Building the mobile app

One frustration I had with the Narrative Clip was that I had zero control over when it was taking pictures; it would simply take pictures providing it was charged, continuously, without an off-switch or any insight into if the pictures are coming out acceptable.

I solved this by taking advantage of the Raspberry Pi 3’s onboard wifi chip in AP (access point) mode where I hosted a wifi network with served a flask app which showed me the latest few images the device had taken. The simple interface allowed me to see what was going on, plus giving me some basic controls on deleting or renaming images.


The web-app worked out great and the access point stayed online the entire holiday! This was probably one of the biggest successes of the project as I didn’t expect it to really work. As a backup I also had Apache symlinked to the image folder, which meant if the flask app would die - Apache would simply serve a basic folder explorer for me instead.

RTC issues

An interesting problem which I hit with the project with RTC (real time clock) issues. I knew I would face some problems seeing as the Raserry Pi didn’t have a RTC chip, however it really was show stopper.

To keep an eye on the issue I added a Server timestamp and Javascript timestamp so that I could compare what time the device thought the time was and compare it with the javascript one which my phone would figure out when it loaded the page.

After a day of the camera taking pictures, if I turned it off and turned it back on the next morning, it would reset back to the last time it was turned on, which was usually around 24 hours ago. This means it would then start overwriting images it previously took during the holiday, as the images naming convention was based on timestamp.

The solution for this was to try to never turn the device off however the power charger I was using could only last about 30hrs which meant it inevitably died several times during the holiday. Luckily Eastern Europe is still full of internet cafes, so I popped in every day or two to transfer the images to a temporary folder.

A pretty horrible problem for something which could have been fixed by buying a £6 RTC chip!

The final timelapse


The final timelapse video came out great! It was a little time consuming removing all the error images however overall the images came out significantly better than the Narrative Clip. YouTube also made an enhanced version of the video which is really trippy and worth checking out here.

Doing some OpenCV magic

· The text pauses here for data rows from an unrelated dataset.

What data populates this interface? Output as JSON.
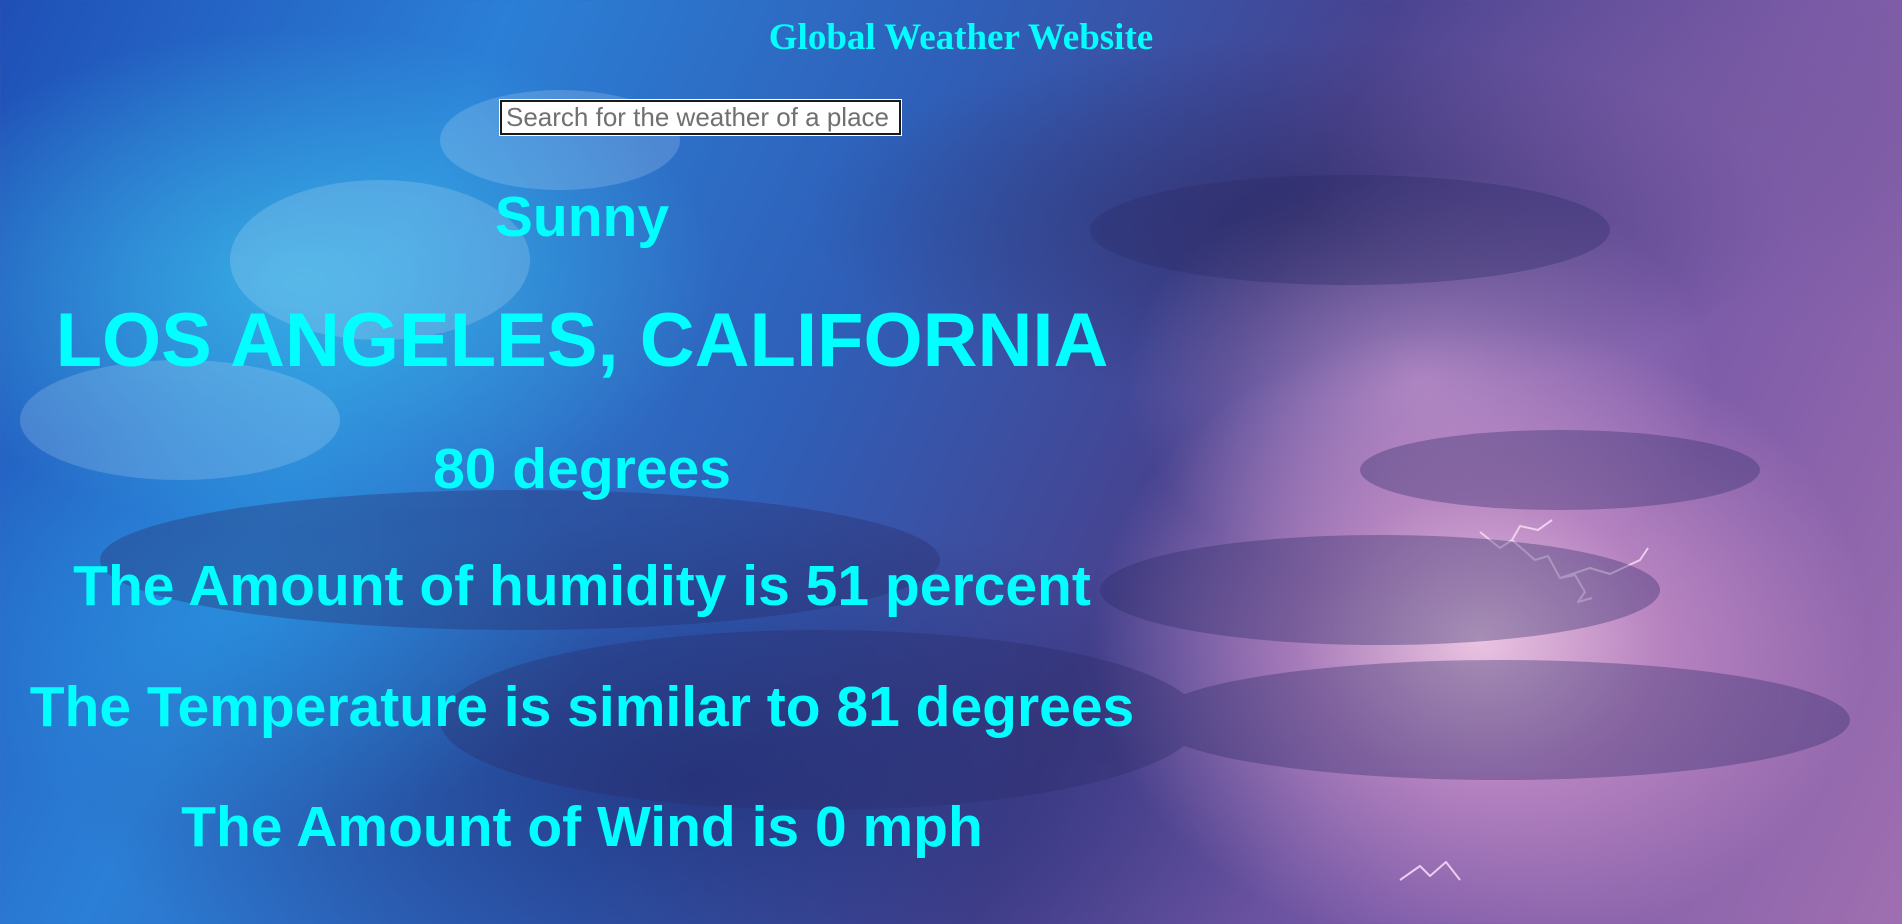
{
  "header": {
    "title": "Global Weather Website"
  },
  "search": {
    "placeholder": "Search for the weather of a place",
    "value": ""
  },
  "weather": {
    "condition": "Sunny",
    "location": "LOS ANGELES, CALIFORNIA",
    "temperature": "80 degrees",
    "humidity": "The Amount of humidity is 51 percent",
    "feels_like": "The Temperature is similar to 81 degrees",
    "wind": "The Amount of Wind is 0 mph"
  },
  "colors": {
    "text": "#00ffff",
    "background": "stormy-sky-blue-purple"
  }
}
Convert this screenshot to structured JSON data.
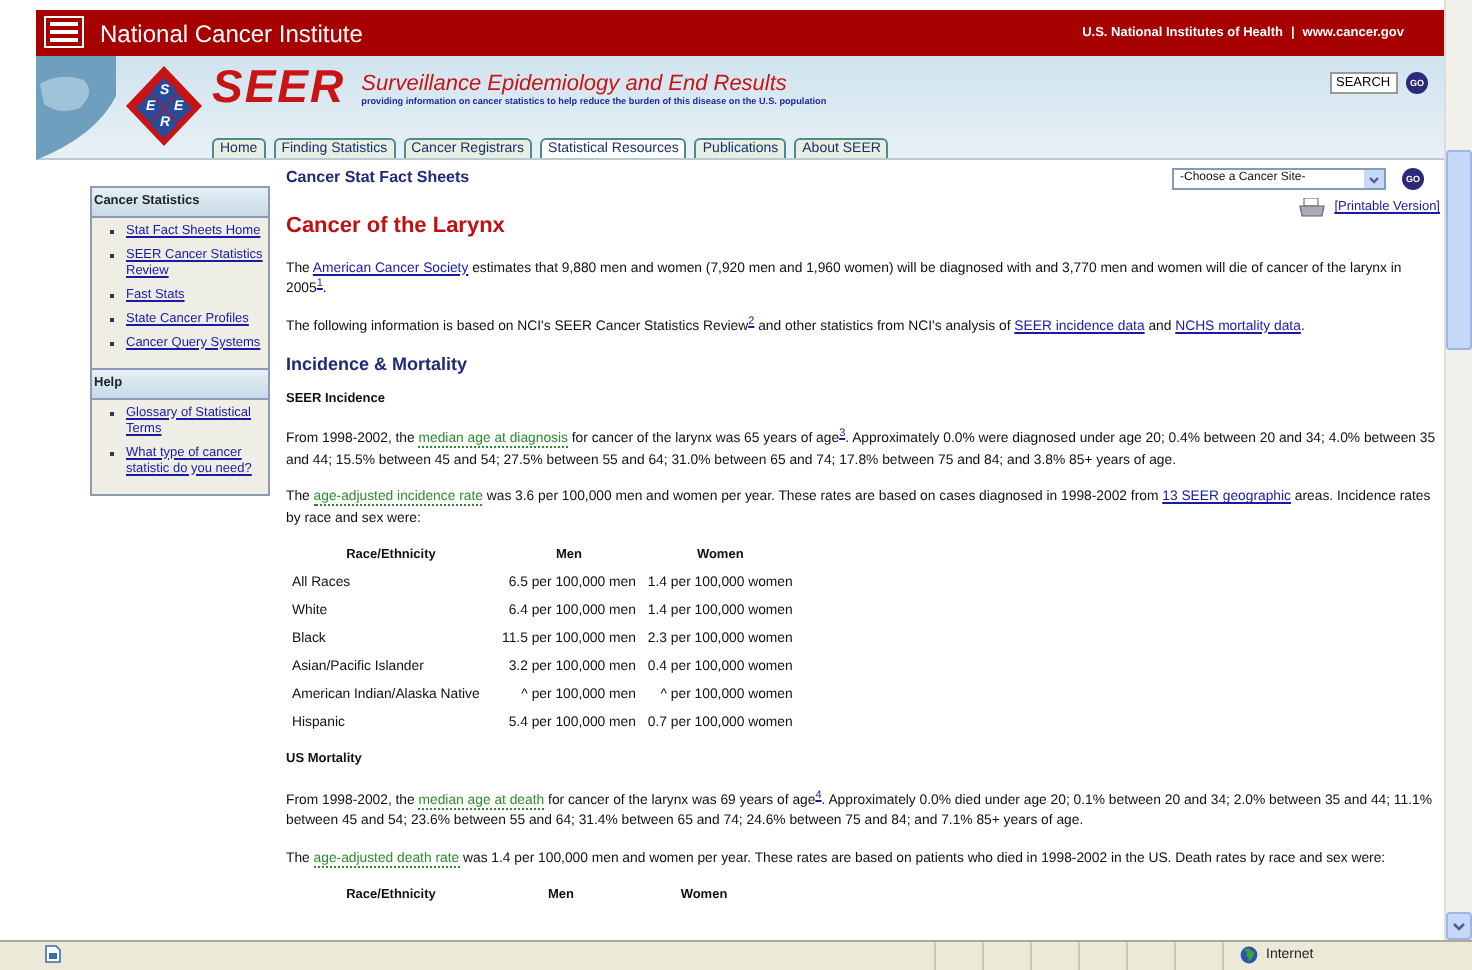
{
  "header": {
    "agency": "National Cancer Institute",
    "links": [
      "U.S. National Institutes of Health",
      "www.cancer.gov"
    ],
    "separator": "|"
  },
  "banner": {
    "logo": "SEER",
    "diamond_letters": [
      "S",
      "E",
      "E",
      "R"
    ],
    "title": "Surveillance Epidemiology and End Results",
    "tagline": "providing information on cancer statistics to help reduce the burden of this disease on the U.S. population",
    "search_value": "SEARCH",
    "go_label": "GO"
  },
  "tabs": [
    {
      "label": "Home",
      "selected": false
    },
    {
      "label": "Finding Statistics",
      "selected": false
    },
    {
      "label": "Cancer Registrars",
      "selected": false
    },
    {
      "label": "Statistical Resources",
      "selected": true
    },
    {
      "label": "Publications",
      "selected": false
    },
    {
      "label": "About SEER",
      "selected": false
    }
  ],
  "sidebar": [
    {
      "title": "Cancer Statistics",
      "items": [
        "Stat Fact Sheets Home",
        "SEER Cancer Statistics Review",
        "Fast Stats",
        "State Cancer Profiles",
        "Cancer Query Systems"
      ]
    },
    {
      "title": "Help",
      "items": [
        "Glossary of Statistical Terms",
        "What type of cancer statistic do you need?"
      ]
    }
  ],
  "main": {
    "section_title": "Cancer Stat Fact Sheets",
    "site_select": {
      "value": "-Choose a Cancer Site-"
    },
    "go_label": "GO",
    "printable": "[Printable Version]",
    "page_title": "Cancer of the Larynx",
    "blocks": [
      {
        "kind": "paragraph",
        "segments": [
          {
            "kind": "text",
            "text": "The "
          },
          {
            "kind": "link",
            "text": "American Cancer Society"
          },
          {
            "kind": "text",
            "text": " estimates that 9,880 men and women (7,920 men and 1,960 women) will be diagnosed with and 3,770 men and women will die of cancer of the larynx in 2005"
          },
          {
            "kind": "note",
            "text": "1"
          },
          {
            "kind": "text",
            "text": "."
          }
        ]
      },
      {
        "kind": "paragraph",
        "segments": [
          {
            "kind": "text",
            "text": "The following information is based on NCI's SEER Cancer Statistics Review"
          },
          {
            "kind": "note",
            "text": "2"
          },
          {
            "kind": "text",
            "text": " and other statistics from NCI's analysis of "
          },
          {
            "kind": "link",
            "text": "SEER incidence data"
          },
          {
            "kind": "text",
            "text": " and "
          },
          {
            "kind": "link",
            "text": "NCHS mortality data"
          },
          {
            "kind": "text",
            "text": "."
          }
        ]
      },
      {
        "kind": "heading",
        "text": "Incidence & Mortality"
      },
      {
        "kind": "subheading",
        "text": "SEER Incidence"
      },
      {
        "kind": "paragraph",
        "segments": [
          {
            "kind": "text",
            "text": "From 1998-2002, the "
          },
          {
            "kind": "term",
            "text": "median age at diagnosis"
          },
          {
            "kind": "text",
            "text": " for cancer of the larynx was 65 years of age"
          },
          {
            "kind": "note",
            "text": "3"
          },
          {
            "kind": "text",
            "text": ". Approximately 0.0% were diagnosed under age 20; 0.4% between 20 and 34; 4.0% between 35 and 44; 15.5% between 45 and 54; 27.5% between 55 and 64; 31.0% between 65 and 74; 17.8% between 75 and 84; and 3.8% 85+ years of age."
          }
        ]
      },
      {
        "kind": "paragraph",
        "segments": [
          {
            "kind": "text",
            "text": "The "
          },
          {
            "kind": "term",
            "text": "age-adjusted incidence rate"
          },
          {
            "kind": "text",
            "text": " was 3.6 per 100,000 men and women per year. These rates are based on cases diagnosed in 1998-2002 from "
          },
          {
            "kind": "link",
            "text": "13 SEER geographic"
          },
          {
            "kind": "text",
            "text": " areas. Incidence rates by race and sex were:"
          }
        ]
      },
      {
        "kind": "table",
        "columns": [
          "Race/Ethnicity",
          "Men",
          "Women"
        ],
        "rows": [
          [
            "All Races",
            "6.5 per 100,000 men",
            "1.4 per 100,000 women"
          ],
          [
            "White",
            "6.4 per 100,000 men",
            "1.4 per 100,000 women"
          ],
          [
            "Black",
            "11.5 per 100,000 men",
            "2.3 per 100,000 women"
          ],
          [
            "Asian/Pacific Islander",
            "3.2 per 100,000 men",
            "0.4 per 100,000 women"
          ],
          [
            "American Indian/Alaska Native",
            "^ per 100,000 men",
            "^ per 100,000 women"
          ],
          [
            "Hispanic",
            "5.4 per 100,000 men",
            "0.7 per 100,000 women"
          ]
        ]
      },
      {
        "kind": "subheading",
        "text": "US Mortality"
      },
      {
        "kind": "paragraph",
        "segments": [
          {
            "kind": "text",
            "text": "From 1998-2002, the "
          },
          {
            "kind": "term",
            "text": "median age at death"
          },
          {
            "kind": "text",
            "text": " for cancer of the larynx was 69 years of age"
          },
          {
            "kind": "note",
            "text": "4"
          },
          {
            "kind": "text",
            "text": ". Approximately 0.0% died under age 20; 0.1% between 20 and 34; 2.0% between 35 and 44; 11.1% between 45 and 54; 23.6% between 55 and 64; 31.4% between 65 and 74; 24.6% between 75 and 84; and 7.1% 85+ years of age."
          }
        ]
      },
      {
        "kind": "paragraph",
        "segments": [
          {
            "kind": "text",
            "text": "The "
          },
          {
            "kind": "term",
            "text": "age-adjusted death rate"
          },
          {
            "kind": "text",
            "text": " was 1.4 per 100,000 men and women per year. These rates are based on patients who died in 1998-2002 in the US. Death rates by race and sex were:"
          }
        ]
      },
      {
        "kind": "table",
        "columns": [
          "Race/Ethnicity",
          "Men",
          "Women"
        ]
      }
    ]
  },
  "status_bar": {
    "zone": "Internet"
  }
}
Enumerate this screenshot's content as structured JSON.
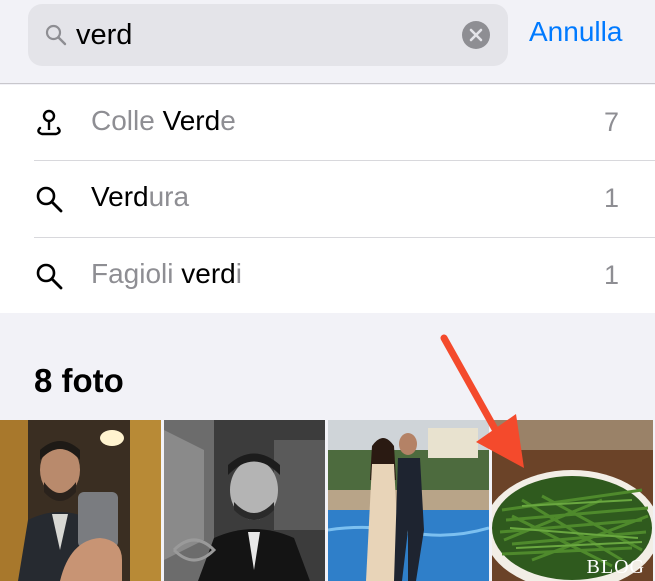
{
  "search": {
    "query": "verd",
    "cancel_label": "Annulla"
  },
  "suggestions": [
    {
      "icon": "location-pin-icon",
      "prefix": "Colle ",
      "match": "Verd",
      "suffix": "e",
      "count": "7"
    },
    {
      "icon": "search-icon",
      "prefix": "",
      "match": "Verd",
      "suffix": "ura",
      "count": "1"
    },
    {
      "icon": "search-icon",
      "prefix": "Fagioli ",
      "match": "verd",
      "suffix": "i",
      "count": "1"
    }
  ],
  "results": {
    "title": "8 foto",
    "watermark": "BLOG"
  },
  "colors": {
    "accent": "#007aff",
    "annotation_arrow": "#f44a2c"
  }
}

After my holiday I played around with a little bit of OpenCV hacking to try and take full advantage of the images I took. From the image above you can see that you can make some pretty significant improvements with some simple Histogram Equalization work. I didn’t really bother adding enhanced images to the timelapse video though.